Segment Open

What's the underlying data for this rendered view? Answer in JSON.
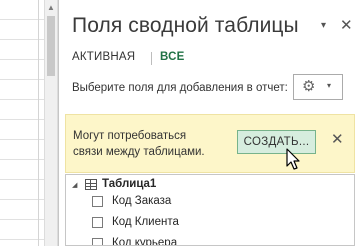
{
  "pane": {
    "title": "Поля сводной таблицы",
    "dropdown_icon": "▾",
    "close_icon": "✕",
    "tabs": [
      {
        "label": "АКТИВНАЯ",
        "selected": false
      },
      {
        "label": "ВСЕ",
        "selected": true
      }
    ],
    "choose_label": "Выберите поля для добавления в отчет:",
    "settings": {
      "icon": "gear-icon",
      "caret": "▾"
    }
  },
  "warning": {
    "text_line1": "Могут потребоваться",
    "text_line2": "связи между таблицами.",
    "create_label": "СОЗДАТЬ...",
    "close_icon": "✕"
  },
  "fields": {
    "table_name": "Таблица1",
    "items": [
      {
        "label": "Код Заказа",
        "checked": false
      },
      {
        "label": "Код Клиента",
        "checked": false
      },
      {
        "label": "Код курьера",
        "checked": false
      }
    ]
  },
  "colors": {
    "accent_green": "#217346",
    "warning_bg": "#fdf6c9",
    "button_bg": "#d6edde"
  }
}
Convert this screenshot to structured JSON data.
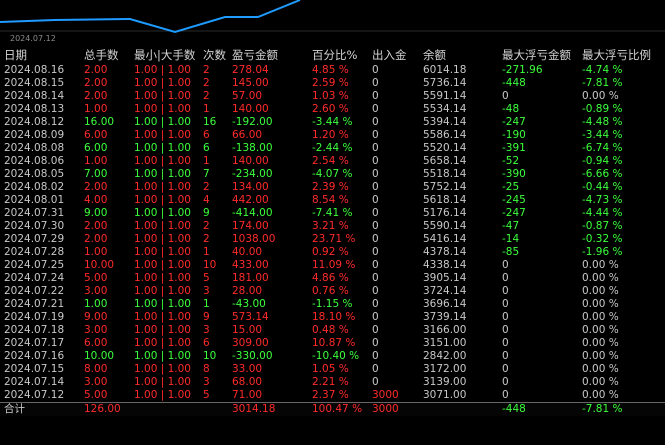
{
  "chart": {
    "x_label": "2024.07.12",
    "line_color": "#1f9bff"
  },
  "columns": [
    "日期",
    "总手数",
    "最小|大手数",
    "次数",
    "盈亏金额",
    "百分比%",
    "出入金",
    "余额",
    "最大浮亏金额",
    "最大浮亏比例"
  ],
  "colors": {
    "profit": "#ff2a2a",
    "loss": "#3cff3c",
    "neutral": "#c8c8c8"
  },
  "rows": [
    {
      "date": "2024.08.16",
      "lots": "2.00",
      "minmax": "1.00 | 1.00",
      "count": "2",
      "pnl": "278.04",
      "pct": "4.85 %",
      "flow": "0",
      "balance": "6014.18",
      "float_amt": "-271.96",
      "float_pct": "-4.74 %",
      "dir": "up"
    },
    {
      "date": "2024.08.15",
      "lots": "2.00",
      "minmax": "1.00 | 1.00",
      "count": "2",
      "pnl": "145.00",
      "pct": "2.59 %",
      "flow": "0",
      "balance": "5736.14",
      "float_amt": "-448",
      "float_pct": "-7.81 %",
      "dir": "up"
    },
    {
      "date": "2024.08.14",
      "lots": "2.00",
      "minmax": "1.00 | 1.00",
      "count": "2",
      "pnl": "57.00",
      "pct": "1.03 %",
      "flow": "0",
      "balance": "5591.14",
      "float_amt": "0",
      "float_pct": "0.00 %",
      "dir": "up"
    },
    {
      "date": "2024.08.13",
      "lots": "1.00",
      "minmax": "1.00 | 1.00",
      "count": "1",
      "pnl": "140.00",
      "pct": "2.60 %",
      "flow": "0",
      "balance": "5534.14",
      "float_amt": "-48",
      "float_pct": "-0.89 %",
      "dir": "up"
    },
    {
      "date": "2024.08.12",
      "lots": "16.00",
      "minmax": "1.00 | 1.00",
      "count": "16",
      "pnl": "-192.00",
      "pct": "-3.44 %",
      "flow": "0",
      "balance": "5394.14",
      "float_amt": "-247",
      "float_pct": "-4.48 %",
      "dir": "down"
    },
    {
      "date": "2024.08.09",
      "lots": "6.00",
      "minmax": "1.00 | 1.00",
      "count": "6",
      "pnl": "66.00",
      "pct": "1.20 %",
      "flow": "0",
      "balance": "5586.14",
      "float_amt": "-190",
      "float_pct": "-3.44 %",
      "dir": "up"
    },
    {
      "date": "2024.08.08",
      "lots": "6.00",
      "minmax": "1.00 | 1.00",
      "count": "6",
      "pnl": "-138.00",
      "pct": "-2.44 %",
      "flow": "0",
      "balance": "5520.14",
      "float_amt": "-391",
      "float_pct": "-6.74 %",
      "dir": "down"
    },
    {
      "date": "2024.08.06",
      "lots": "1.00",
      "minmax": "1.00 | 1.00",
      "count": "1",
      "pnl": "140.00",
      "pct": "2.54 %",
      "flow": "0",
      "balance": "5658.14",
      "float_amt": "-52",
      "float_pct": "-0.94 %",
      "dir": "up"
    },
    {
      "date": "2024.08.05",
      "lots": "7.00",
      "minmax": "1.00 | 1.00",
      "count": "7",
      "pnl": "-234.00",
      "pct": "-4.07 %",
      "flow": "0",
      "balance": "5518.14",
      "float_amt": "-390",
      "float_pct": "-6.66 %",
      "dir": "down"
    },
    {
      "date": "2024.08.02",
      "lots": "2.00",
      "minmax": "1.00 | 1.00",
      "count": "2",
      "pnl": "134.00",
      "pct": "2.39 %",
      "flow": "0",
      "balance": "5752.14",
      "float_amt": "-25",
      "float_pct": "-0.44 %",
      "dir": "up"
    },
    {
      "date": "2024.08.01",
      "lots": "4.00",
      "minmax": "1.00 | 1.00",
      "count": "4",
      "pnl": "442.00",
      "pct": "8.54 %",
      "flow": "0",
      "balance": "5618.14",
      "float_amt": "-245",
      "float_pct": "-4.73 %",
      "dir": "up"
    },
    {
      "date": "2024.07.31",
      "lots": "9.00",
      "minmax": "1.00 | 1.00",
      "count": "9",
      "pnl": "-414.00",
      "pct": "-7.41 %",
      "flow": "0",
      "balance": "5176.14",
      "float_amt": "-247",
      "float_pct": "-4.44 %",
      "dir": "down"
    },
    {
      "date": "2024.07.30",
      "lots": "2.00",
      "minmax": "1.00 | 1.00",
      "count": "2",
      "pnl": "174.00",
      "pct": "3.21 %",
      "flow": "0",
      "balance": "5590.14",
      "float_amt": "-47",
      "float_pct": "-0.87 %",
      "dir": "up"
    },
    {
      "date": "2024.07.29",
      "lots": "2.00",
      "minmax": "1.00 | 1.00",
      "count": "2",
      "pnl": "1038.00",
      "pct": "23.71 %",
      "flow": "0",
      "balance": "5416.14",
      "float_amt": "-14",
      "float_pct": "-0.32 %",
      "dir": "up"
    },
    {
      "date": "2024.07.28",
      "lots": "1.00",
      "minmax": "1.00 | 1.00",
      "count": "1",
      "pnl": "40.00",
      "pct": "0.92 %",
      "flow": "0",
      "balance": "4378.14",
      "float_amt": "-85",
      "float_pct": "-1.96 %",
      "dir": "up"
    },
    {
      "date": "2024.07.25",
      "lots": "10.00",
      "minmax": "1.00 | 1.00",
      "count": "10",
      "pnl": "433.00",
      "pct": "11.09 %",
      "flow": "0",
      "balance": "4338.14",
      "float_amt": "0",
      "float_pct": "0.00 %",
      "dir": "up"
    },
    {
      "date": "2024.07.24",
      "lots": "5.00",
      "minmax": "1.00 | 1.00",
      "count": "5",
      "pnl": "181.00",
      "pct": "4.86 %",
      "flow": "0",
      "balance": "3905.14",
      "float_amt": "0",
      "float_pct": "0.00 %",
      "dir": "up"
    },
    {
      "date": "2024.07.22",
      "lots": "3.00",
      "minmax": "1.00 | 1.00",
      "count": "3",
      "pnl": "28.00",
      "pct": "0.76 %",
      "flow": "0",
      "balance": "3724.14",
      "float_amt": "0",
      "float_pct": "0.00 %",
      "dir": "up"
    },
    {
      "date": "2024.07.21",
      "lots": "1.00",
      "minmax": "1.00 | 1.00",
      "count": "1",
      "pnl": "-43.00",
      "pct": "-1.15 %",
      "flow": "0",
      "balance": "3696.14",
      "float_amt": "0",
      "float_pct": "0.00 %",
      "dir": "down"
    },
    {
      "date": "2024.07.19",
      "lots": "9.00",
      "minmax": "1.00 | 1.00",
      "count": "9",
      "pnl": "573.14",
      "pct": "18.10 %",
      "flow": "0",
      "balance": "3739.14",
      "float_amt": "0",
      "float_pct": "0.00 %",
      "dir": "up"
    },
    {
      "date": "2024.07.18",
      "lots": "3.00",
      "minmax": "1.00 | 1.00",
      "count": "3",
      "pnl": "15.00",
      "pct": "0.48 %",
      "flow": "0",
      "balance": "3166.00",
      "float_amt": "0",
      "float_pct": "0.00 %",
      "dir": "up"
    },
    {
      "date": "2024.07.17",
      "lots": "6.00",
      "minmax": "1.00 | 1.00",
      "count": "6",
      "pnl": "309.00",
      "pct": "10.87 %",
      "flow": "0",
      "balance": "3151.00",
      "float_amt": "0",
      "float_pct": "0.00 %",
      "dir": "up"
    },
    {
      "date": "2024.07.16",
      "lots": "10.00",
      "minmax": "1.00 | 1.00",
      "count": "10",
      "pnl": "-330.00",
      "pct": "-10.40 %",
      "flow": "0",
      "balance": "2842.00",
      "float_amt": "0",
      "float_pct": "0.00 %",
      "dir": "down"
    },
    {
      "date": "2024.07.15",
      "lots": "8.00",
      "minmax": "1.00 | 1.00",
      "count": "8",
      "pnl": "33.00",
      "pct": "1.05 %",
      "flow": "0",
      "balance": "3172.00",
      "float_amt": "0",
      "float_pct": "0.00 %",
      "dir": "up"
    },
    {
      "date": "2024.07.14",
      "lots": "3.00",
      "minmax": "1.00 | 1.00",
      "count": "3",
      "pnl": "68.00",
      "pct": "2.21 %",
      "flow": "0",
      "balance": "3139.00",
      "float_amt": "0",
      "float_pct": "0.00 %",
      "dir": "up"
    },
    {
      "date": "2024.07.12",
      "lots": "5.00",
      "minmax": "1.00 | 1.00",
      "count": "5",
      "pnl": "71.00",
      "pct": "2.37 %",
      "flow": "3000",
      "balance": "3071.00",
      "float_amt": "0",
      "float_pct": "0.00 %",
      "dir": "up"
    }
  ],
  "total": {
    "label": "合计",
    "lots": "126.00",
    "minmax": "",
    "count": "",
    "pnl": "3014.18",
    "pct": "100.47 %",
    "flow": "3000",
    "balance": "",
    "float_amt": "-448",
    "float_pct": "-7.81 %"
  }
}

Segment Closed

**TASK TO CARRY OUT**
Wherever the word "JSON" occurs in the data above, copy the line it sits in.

**RESULT OF THIS EXERCISE**
What's the underlying data for this rendered view? Answer in JSON.
Convert this screenshot to structured JSON data.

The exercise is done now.